3:03 Attributes in the class declaration to find the column types in the database. These attributes in Django parlance are called fields.
3:12 There are over 25 different types of fields and most of them work with all the supported databases. When you define a field,
3:19 you give it parameters which change how the field behaves. This allows you to express default values,
3:24 minimum and maximum values, the length of the field, and more. The data fields correspond to the kinds of columns you typically see in a database which
3:33 for the most part mapped to the kinds of data you see in Python, integers, characters, dates and more.

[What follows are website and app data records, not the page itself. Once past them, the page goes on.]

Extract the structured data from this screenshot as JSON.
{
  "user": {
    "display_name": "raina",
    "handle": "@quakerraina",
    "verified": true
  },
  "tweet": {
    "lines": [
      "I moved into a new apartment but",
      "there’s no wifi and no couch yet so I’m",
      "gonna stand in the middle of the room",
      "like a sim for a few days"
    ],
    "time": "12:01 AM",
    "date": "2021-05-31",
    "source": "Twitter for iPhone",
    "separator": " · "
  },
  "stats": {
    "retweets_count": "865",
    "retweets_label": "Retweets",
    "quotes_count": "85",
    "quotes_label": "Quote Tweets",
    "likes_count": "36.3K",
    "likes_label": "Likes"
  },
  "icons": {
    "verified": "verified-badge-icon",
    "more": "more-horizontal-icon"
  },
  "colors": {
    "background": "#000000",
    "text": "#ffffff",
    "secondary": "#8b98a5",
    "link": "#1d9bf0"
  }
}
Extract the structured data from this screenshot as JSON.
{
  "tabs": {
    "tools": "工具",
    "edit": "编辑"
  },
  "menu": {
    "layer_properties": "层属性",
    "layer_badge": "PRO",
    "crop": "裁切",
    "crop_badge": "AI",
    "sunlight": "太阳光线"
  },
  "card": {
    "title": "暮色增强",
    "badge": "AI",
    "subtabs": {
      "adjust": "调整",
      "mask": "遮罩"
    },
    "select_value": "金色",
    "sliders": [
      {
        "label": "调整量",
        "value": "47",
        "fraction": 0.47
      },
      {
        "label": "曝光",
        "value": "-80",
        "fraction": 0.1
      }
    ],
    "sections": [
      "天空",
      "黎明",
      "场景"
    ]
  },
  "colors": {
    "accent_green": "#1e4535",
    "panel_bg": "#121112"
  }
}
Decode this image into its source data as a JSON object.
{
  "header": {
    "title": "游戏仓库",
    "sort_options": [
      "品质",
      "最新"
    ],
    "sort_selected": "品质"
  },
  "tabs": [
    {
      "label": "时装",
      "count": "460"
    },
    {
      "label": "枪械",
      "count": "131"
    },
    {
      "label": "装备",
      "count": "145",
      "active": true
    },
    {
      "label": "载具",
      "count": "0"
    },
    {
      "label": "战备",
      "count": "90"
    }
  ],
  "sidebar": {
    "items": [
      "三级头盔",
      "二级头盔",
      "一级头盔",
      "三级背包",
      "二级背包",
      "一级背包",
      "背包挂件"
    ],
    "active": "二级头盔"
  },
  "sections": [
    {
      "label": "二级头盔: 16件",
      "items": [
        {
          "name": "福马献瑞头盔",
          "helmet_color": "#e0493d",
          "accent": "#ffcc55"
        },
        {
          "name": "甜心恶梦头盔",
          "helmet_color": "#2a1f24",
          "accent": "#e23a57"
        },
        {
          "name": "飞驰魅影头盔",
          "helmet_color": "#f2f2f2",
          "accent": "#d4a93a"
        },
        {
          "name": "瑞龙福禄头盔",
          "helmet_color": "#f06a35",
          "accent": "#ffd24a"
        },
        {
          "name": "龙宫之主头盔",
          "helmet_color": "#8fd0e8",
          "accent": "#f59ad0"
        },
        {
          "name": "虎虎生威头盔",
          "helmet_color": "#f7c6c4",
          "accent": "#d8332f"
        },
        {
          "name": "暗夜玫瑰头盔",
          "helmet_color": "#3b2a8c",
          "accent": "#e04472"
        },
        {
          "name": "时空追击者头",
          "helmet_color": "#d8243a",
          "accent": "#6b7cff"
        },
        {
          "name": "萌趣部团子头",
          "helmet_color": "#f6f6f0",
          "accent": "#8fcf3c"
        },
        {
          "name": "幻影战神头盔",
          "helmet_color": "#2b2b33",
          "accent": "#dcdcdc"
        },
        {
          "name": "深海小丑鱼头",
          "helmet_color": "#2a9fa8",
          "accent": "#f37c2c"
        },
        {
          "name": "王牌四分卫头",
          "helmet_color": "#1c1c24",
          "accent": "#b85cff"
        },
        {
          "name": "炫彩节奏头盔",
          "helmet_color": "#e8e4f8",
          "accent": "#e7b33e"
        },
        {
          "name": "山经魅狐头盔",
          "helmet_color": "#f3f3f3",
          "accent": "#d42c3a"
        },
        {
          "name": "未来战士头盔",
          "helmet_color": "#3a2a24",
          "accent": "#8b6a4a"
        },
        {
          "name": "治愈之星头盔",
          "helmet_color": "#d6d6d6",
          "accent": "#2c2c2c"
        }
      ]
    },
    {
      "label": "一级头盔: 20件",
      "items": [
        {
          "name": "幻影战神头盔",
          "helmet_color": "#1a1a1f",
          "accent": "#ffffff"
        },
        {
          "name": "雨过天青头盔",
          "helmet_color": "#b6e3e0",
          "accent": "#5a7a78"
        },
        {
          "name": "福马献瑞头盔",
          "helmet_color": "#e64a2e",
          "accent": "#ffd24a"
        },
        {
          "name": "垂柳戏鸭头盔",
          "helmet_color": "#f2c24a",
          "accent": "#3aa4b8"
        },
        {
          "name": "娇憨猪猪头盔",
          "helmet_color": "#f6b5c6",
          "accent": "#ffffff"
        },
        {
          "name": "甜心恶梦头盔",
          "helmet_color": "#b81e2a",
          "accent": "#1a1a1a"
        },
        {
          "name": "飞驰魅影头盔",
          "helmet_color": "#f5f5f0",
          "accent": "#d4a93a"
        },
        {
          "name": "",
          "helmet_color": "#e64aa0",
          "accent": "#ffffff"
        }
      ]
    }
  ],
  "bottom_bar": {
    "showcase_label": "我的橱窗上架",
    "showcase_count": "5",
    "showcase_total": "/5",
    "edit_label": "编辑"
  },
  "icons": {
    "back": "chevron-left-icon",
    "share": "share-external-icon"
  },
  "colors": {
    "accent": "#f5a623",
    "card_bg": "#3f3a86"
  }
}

3:39 You can also define relationships between the objects. In a short while you'll be creating an author object that is related to one or
3:47 more book objects. Django supports three different main types of relationships. 1-1, 1 to many like the author in the books, and many to many.
3:57 There are also more complex ways of creating generic relationships that are beyond the scope of this course. Inside of each Django app,
4:04 there is a models.py file where Django looks for the definitions of model objects Once you've written a model,
4:11 you use a management command to map that into the database. This is called the migration process. The migration process has two steps.
4:20 The first creates a special Python script that defines the actual underlying sequel table,
4:25 creation statements and the second runs all the scripts that are new since the last time a migration was done. With your tables in place,
4:34 you want to put some data in them or get data out of them. Each class automatically gets a query manager that is responsible for this.
4:43 It is the interface to the underlying sequel, select update and delete statements. You can use the query manager to formulate parameter arised queries.
4:51 These return an iterable query result object that contains an instance of your class for each row in the database that matched your query.
5:00 For example, you could ask for all the authors that have a last name that
5:04 begins with T and get back a query result object with zero or more author objects inside. Okay, enough chit chat. Let's write some code.